By GREG STOLLER
The Language of Business
Executives often treat global ethics defensively— they follow internationally accepted rules of engagement to allow themselves to sleep better at night and as insurance against a prison sentence. Or they go through periodic ethics training to check off the box of completion.
When applied proactively, however, ethics also proves strategically effective and profitable.
The benefit emerges from closely tying global ethics to a broad-based social responsibility program—in short, analyzing a business holistically to see how every aspect of its operations, from services in the HR benefits office to shop-floor uniforms, can be optimized for strategic gain.
One of my BU colleagues often uses a simple ballpoint pen to drive this point home. She’ll ask me: Who produces the ink and do those workers receive a living wage? If portions of the pen are imported, does each country subscribe to OSHA-quality international employment conventions? Is the pen’s mechanical assembly fully recyclable?
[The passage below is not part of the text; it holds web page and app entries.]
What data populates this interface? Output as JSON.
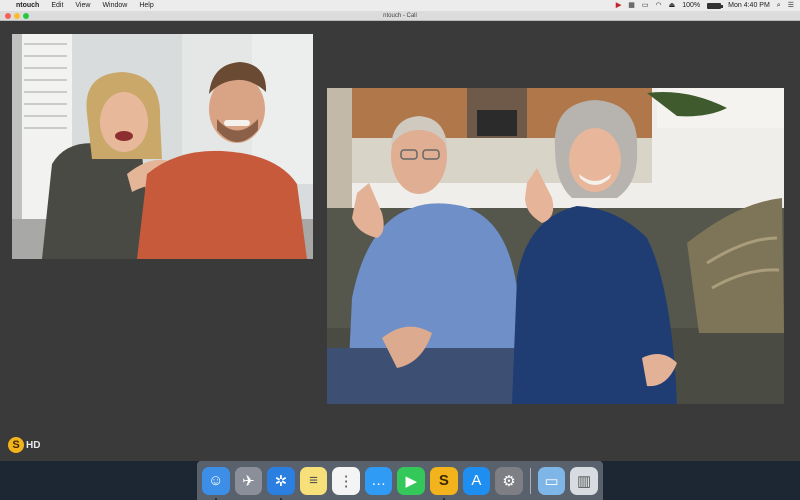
{
  "menubar": {
    "apple_icon": "apple-icon",
    "app_name": "ntouch",
    "items": [
      "Edit",
      "View",
      "Window",
      "Help"
    ],
    "battery_percent": "100%",
    "battery_level": 1.0,
    "datetime": "Mon 4:40 PM"
  },
  "window": {
    "title": "ntouch - Call"
  },
  "logo": {
    "letter": "S",
    "hd_label": "HD"
  },
  "dock": {
    "items": [
      {
        "name": "finder",
        "icon": "finder-icon",
        "color": "#3c8ee6",
        "running": true
      },
      {
        "name": "launchpad",
        "icon": "rocket-icon",
        "color": "#8a8f99",
        "running": false
      },
      {
        "name": "safari",
        "icon": "compass-icon",
        "color": "#2a7fe0",
        "running": true
      },
      {
        "name": "notes",
        "icon": "notes-icon",
        "color": "#f7e07a",
        "running": false
      },
      {
        "name": "reminders",
        "icon": "list-icon",
        "color": "#f4f4f4",
        "running": false
      },
      {
        "name": "messages",
        "icon": "chat-icon",
        "color": "#2f9bf4",
        "running": false
      },
      {
        "name": "facetime",
        "icon": "video-camera-icon",
        "color": "#34c759",
        "running": false
      },
      {
        "name": "ntouch",
        "icon": "ntouch-icon",
        "color": "#f3b31c",
        "running": true
      },
      {
        "name": "app-store",
        "icon": "app-store-icon",
        "color": "#1e8ef0",
        "running": false
      },
      {
        "name": "system-preferences",
        "icon": "gear-icon",
        "color": "#7d7f84",
        "running": false
      },
      {
        "name": "downloads",
        "icon": "folder-icon",
        "color": "#7fb6e8",
        "running": false
      },
      {
        "name": "trash",
        "icon": "trash-icon",
        "color": "#d8dbe0",
        "running": false
      }
    ]
  }
}
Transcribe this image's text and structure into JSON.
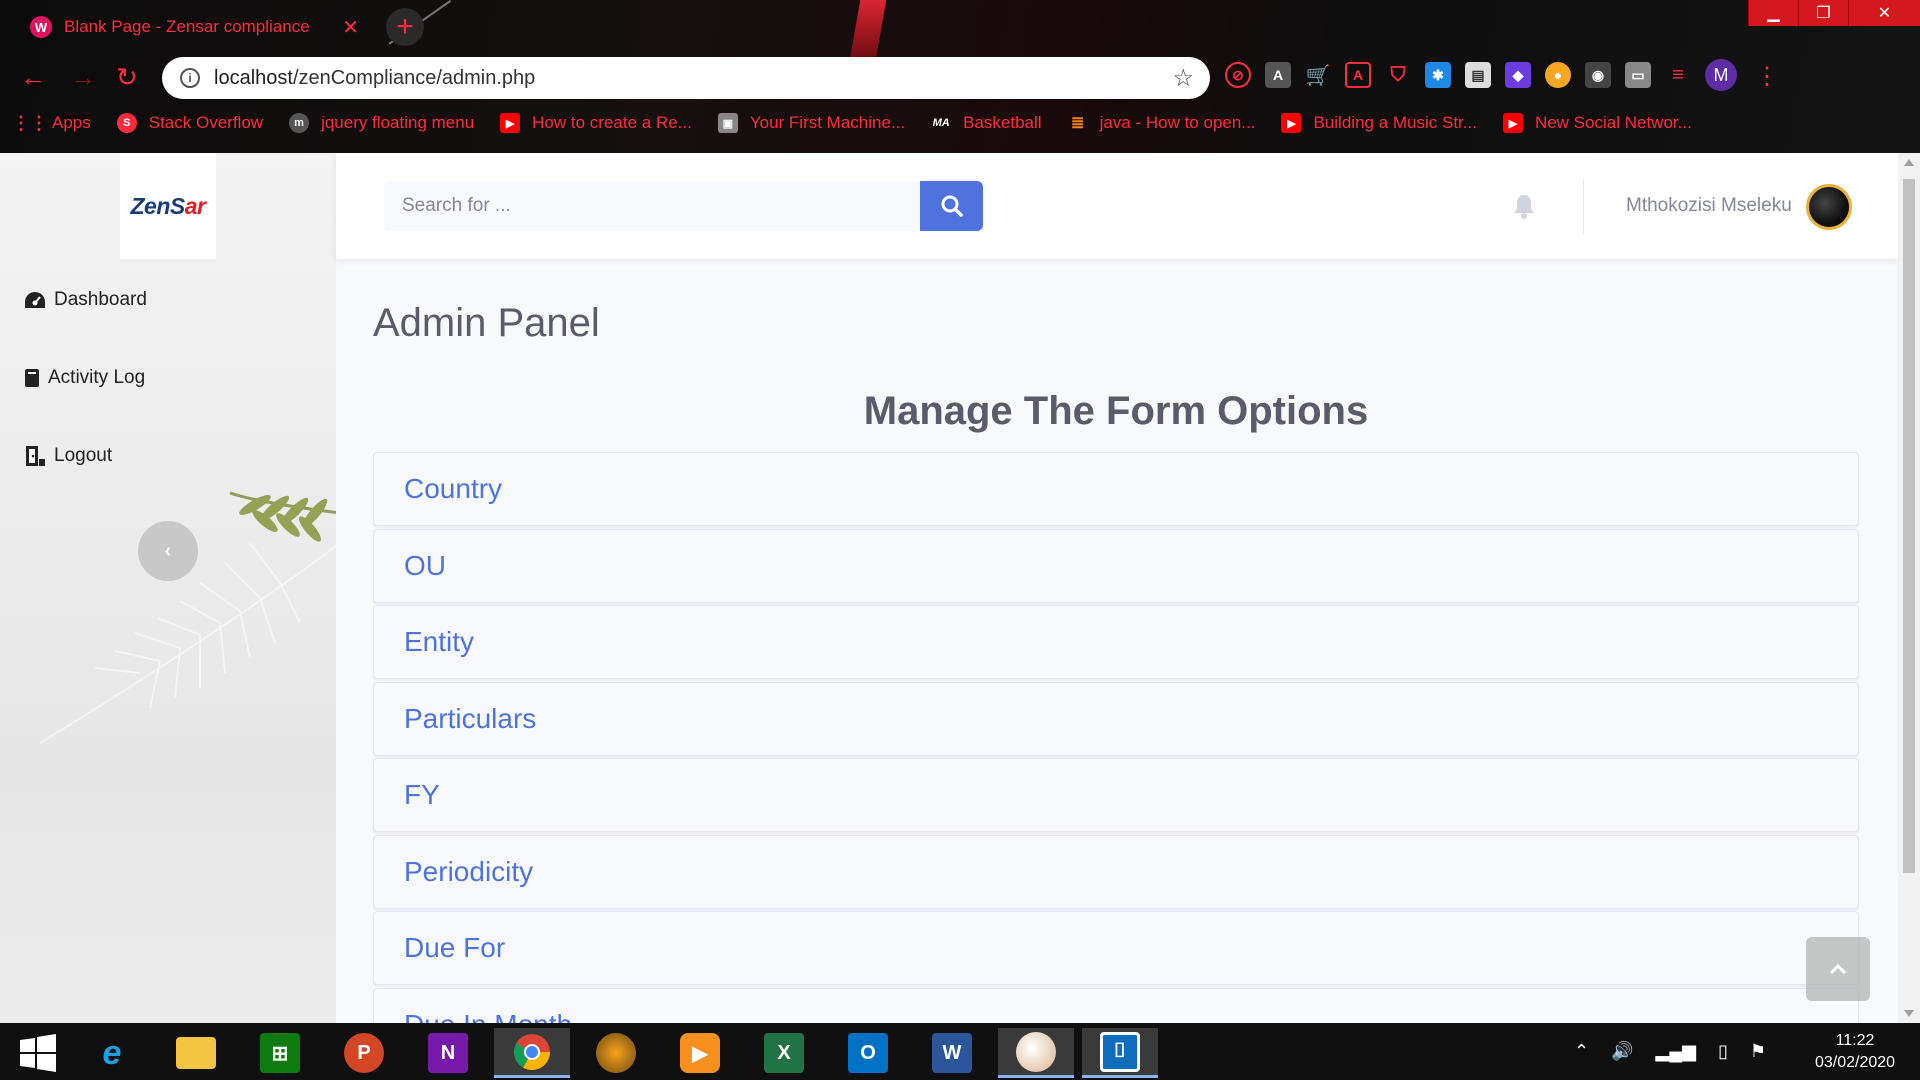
{
  "browser": {
    "tab_title": "Blank Page - Zensar compliance",
    "tab_favicon": "W",
    "url_host": "localhost",
    "url_path": "/zenCompliance/admin.php",
    "profile_initial": "M",
    "bookmarks": [
      {
        "label": "Apps",
        "icon": "apps-grid-icon"
      },
      {
        "label": "Stack Overflow",
        "icon": "stackoverflow-icon"
      },
      {
        "label": "jquery floating menu",
        "icon": "m-logo-icon"
      },
      {
        "label": "How to create a Re...",
        "icon": "youtube-icon"
      },
      {
        "label": "Your First Machine...",
        "icon": "page-thumbnail-icon"
      },
      {
        "label": "Basketball",
        "icon": "ma-logo-icon"
      },
      {
        "label": "java - How to open...",
        "icon": "stackoverflow-icon"
      },
      {
        "label": "Building a Music Str...",
        "icon": "youtube-icon"
      },
      {
        "label": "New Social Networ...",
        "icon": "youtube-icon"
      }
    ]
  },
  "sidebar": {
    "logo_left": "ZenS",
    "logo_right": "ar",
    "items": [
      {
        "label": "Dashboard",
        "icon": "tachometer-icon"
      },
      {
        "label": "Activity Log",
        "icon": "book-icon"
      },
      {
        "label": "Logout",
        "icon": "door-exit-icon"
      }
    ]
  },
  "topbar": {
    "search_placeholder": "Search for ...",
    "username": "Mthokozisi Mseleku"
  },
  "main": {
    "page_title": "Admin Panel",
    "section_title": "Manage The Form Options",
    "options": [
      "Country",
      "OU",
      "Entity",
      "Particulars",
      "FY",
      "Periodicity",
      "Due For",
      "Due In Month"
    ]
  },
  "taskbar": {
    "time": "11:22",
    "date": "03/02/2020"
  },
  "colors": {
    "primary": "#4e73df",
    "text_gray": "#5a5c69",
    "chrome_accent": "#ff2b3d"
  }
}
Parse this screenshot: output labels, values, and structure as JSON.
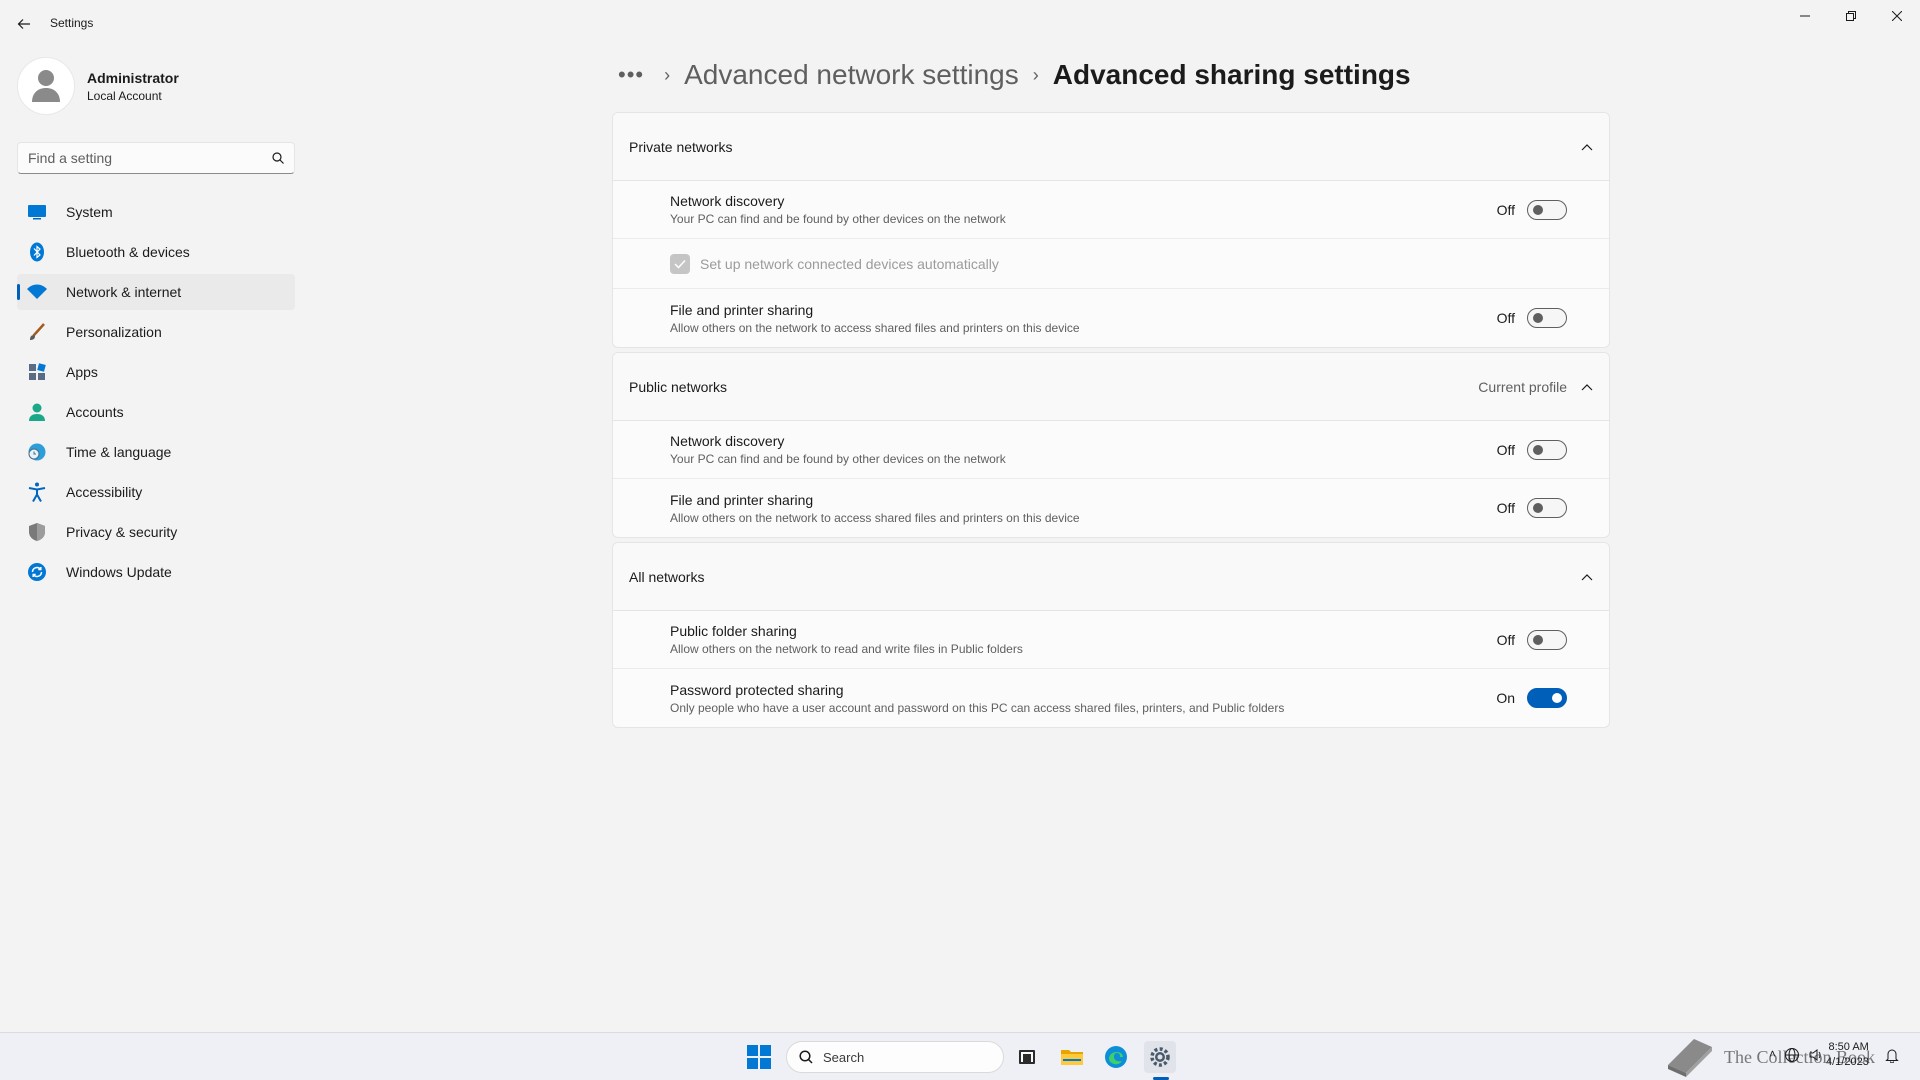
{
  "window": {
    "app_title": "Settings",
    "controls": [
      "minimize",
      "restore",
      "close"
    ]
  },
  "profile": {
    "name": "Administrator",
    "account_type": "Local Account"
  },
  "search": {
    "placeholder": "Find a setting"
  },
  "sidebar": {
    "items": [
      {
        "label": "System",
        "icon": "monitor-icon",
        "active": false
      },
      {
        "label": "Bluetooth & devices",
        "icon": "bluetooth-icon",
        "active": false
      },
      {
        "label": "Network & internet",
        "icon": "wifi-icon",
        "active": true
      },
      {
        "label": "Personalization",
        "icon": "brush-icon",
        "active": false
      },
      {
        "label": "Apps",
        "icon": "apps-icon",
        "active": false
      },
      {
        "label": "Accounts",
        "icon": "person-icon",
        "active": false
      },
      {
        "label": "Time & language",
        "icon": "globe-clock-icon",
        "active": false
      },
      {
        "label": "Accessibility",
        "icon": "accessibility-icon",
        "active": false
      },
      {
        "label": "Privacy & security",
        "icon": "shield-icon",
        "active": false
      },
      {
        "label": "Windows Update",
        "icon": "update-icon",
        "active": false
      }
    ]
  },
  "breadcrumb": {
    "more": "•••",
    "parent": "Advanced network settings",
    "current": "Advanced sharing settings"
  },
  "sections": {
    "private": {
      "title": "Private networks",
      "network_discovery": {
        "title": "Network discovery",
        "desc": "Your PC can find and be found by other devices on the network",
        "state": "Off"
      },
      "auto_setup": {
        "label": "Set up network connected devices automatically",
        "checked": true,
        "disabled": true
      },
      "file_printer": {
        "title": "File and printer sharing",
        "desc": "Allow others on the network to access shared files and printers on this device",
        "state": "Off"
      }
    },
    "public": {
      "title": "Public networks",
      "tag": "Current profile",
      "network_discovery": {
        "title": "Network discovery",
        "desc": "Your PC can find and be found by other devices on the network",
        "state": "Off"
      },
      "file_printer": {
        "title": "File and printer sharing",
        "desc": "Allow others on the network to access shared files and printers on this device",
        "state": "Off"
      }
    },
    "all": {
      "title": "All networks",
      "public_folder": {
        "title": "Public folder sharing",
        "desc": "Allow others on the network to read and write files in Public folders",
        "state": "Off"
      },
      "password_protected": {
        "title": "Password protected sharing",
        "desc": "Only people who have a user account and password on this PC can access shared files, printers, and Public folders",
        "state": "On"
      }
    }
  },
  "taskbar": {
    "search_label": "Search",
    "apps": [
      "windows-start-icon",
      "task-view-icon",
      "file-explorer-icon",
      "edge-icon",
      "settings-icon"
    ],
    "watermark": "The Collection Book",
    "time": "8:50 AM",
    "date": "4/1/2023"
  },
  "colors": {
    "accent": "#005fb8",
    "background": "#f3f3f3",
    "card": "#fbfbfb"
  }
}
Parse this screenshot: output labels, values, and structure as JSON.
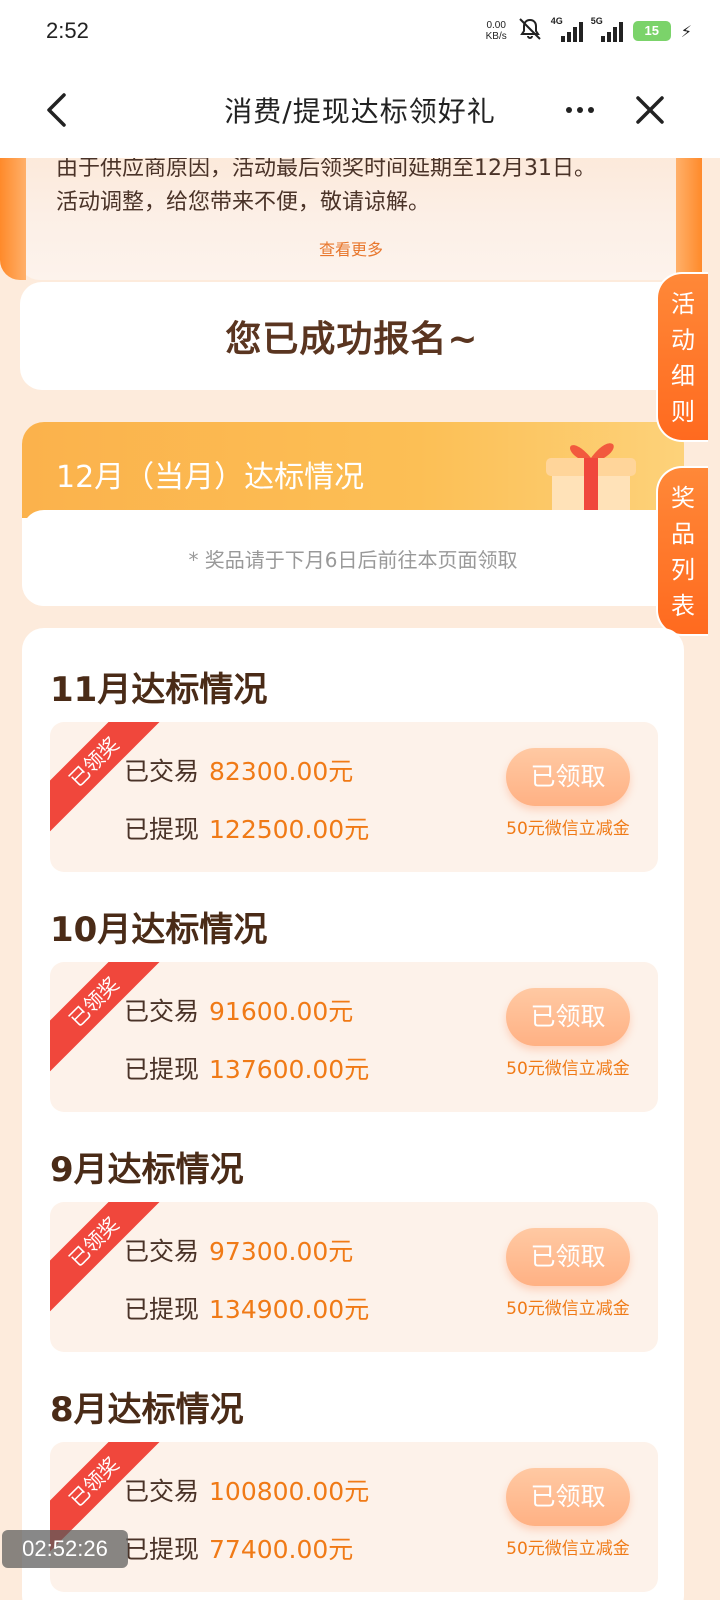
{
  "status_bar": {
    "time": "2:52",
    "net_speed_value": "0.00",
    "net_speed_unit": "KB/s",
    "signal1_label": "4G",
    "signal2_label": "5G",
    "battery": "15"
  },
  "nav": {
    "title": "消费/提现达标领好礼"
  },
  "notice": {
    "line1": "由于供应商原因，活动最后领奖时间延期至12月31日。",
    "line2": "活动调整，给您带来不便，敬请谅解。",
    "see_more": "查看更多"
  },
  "registered": {
    "text": "您已成功报名~"
  },
  "side_tabs": {
    "rules": [
      "活",
      "动",
      "细",
      "则"
    ],
    "prizes": [
      "奖",
      "品",
      "列",
      "表"
    ]
  },
  "current_month": {
    "title": "12月（当月）达标情况",
    "note": "* 奖品请于下月6日后前往本页面领取"
  },
  "history": [
    {
      "title": "11月达标情况",
      "ribbon": "已领奖",
      "trade_label": "已交易",
      "trade_value": "82300.00元",
      "withdraw_label": "已提现",
      "withdraw_value": "122500.00元",
      "button": "已领取",
      "prize": "50元微信立减金"
    },
    {
      "title": "10月达标情况",
      "ribbon": "已领奖",
      "trade_label": "已交易",
      "trade_value": "91600.00元",
      "withdraw_label": "已提现",
      "withdraw_value": "137600.00元",
      "button": "已领取",
      "prize": "50元微信立减金"
    },
    {
      "title": "9月达标情况",
      "ribbon": "已领奖",
      "trade_label": "已交易",
      "trade_value": "97300.00元",
      "withdraw_label": "已提现",
      "withdraw_value": "134900.00元",
      "button": "已领取",
      "prize": "50元微信立减金"
    },
    {
      "title": "8月达标情况",
      "ribbon": "已领奖",
      "trade_label": "已交易",
      "trade_value": "100800.00元",
      "withdraw_label": "已提现",
      "withdraw_value": "77400.00元",
      "button": "已领取",
      "prize": "50元微信立减金"
    }
  ],
  "recording_time": "02:52:26"
}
Though I’m the first to concede that viewing a company’s operations through a social responsibility lens originally took some getting used to, for a Millennial, it’s as commonplace as carrying a cellphone. Their demographic even takes this one step further—a good lesson for the rest of us—and goes out of their way to frequent and support companies whose operations practice what they ethically preach. This is far removed from boycotts based on Apartheid in the ’90s or consumer boycotts in the ’00s, and is actually far closer to brand management and the lifetime value of a customer.
Even when making a good faith effort to make ethical decisions across global boundaries, though, leaders must be sensitive to potential conflicts between borders. Business practices are a function of the environment in which they’re practiced and are heavily influenced by national and, at times, local culture. This may put even the best thought-out worldwide social responsibility plans at loggerheads with their domestic goals, through no malicious intent.
For example, a multinational company doing business in a developing economy might consider contributing school uniforms to children in its local community as a means of engaging in helpful “charitable work.” This is a no-brainer, right? Not necessarily. The company was totally surprised when it received massive backlash because its donations upset the small tailors and street sellers in the area who suddenly had no income. Additionally, because the uniforms were not following dress code specs, the children were prevented from starting school on time. “Good” work takes cultural collaboration and often is more complicated than it appears at first glance.
It’s also an unwritten rule in some countries that beyond gifts, courtesies will be offered to members of your contact’s extended family, whether through college application letters, job hiring recommendations or otherwise. Failure to play along, even if patently outside of the bounds of your business dealings, or for people whom you’ve never met, might suddenly sour an otherwise solid relationship.
On the other hand, success stories abound. When a U.S.-based, international nonprofit received positive visibility because of its contributions to a small, struggling school, based on a deep understanding of that institution’s needs, in-kind donations exponentially increased stateside. There are countless stories of U.S. executives donating time in their respective professions during periods of crisis or natural disasters, rather than just sending unneeded supplies. This type of thoughtful contribution offers not only significant visibility to the needs of survivors and people in poverty, but also paves the way for appropriate future resource allocation.
Here are some specific ways that using ethics in a strategic manner in the global sphere can serve as a strategic advantage:
- Companywide operational review: Companies that view their engagement with stakeholders as a strategic element of their mission are more likely to ensure that their total operations are ethically fair and balanced. As part of a review of all stakeholder relationships and processes that involve them, it’s a good excuse to put everything on the table, even processes that haven’t been changed (or challenged) in years. After completing such a review, one of my Asian consulting clients unexpectedly reduced their overall COGS by 2 percent, by improving antiquated systems.
- Unique PR opportunities: Effective implementation of a global ethics strategy will provide a unique opportunity to highlight different portions of your company, which normally wouldn’t receive traditional PR. A nonprofit organization I volunteer for found out they could increase employee participation in their retirement plan by translating basic materials into Haitian Creole. Had they not completed a social responsibility audit, they wouldn’t have discovered how many members felt frustrated trying to decode routine company literature using their Pidgin English.
- Connection with customers: More so than any time in recent business history, customers long to have a personal relationship with their vendors. For example, I take great pride that I’ve been a cardholder with the same credit card for more than 25 years. In the past few months, this company has begun rewarding my loyalty by offering me promotions based on my specific charging history and even reached out with a personal phone call. Similar connections are possible through associated social strategy programs, because they provide an opportunity to connect with customers beyond the traditional service or product being sold. And, exactly like the credit card vendor did for me, it provides another reason customers will want to be loyal.
Don’t simplify ethics to an arm’s length audit of how much you’re in compliance with the U.S. Foreign Corrupt Practices Act, or chastising employees for accepting a golf invitation overseas. Ethical conduct is only one part of a much broader social responsibility approach and when done right, one that will positively contribute toward employee morale, a strong esprit de corps with customers and a higher EPS over time.
Greg Stoller is a Senior Lecturer, and is actively involved in building entrepreneurship, experiential learning and international business programs at Boston University’s Questrom School of Business.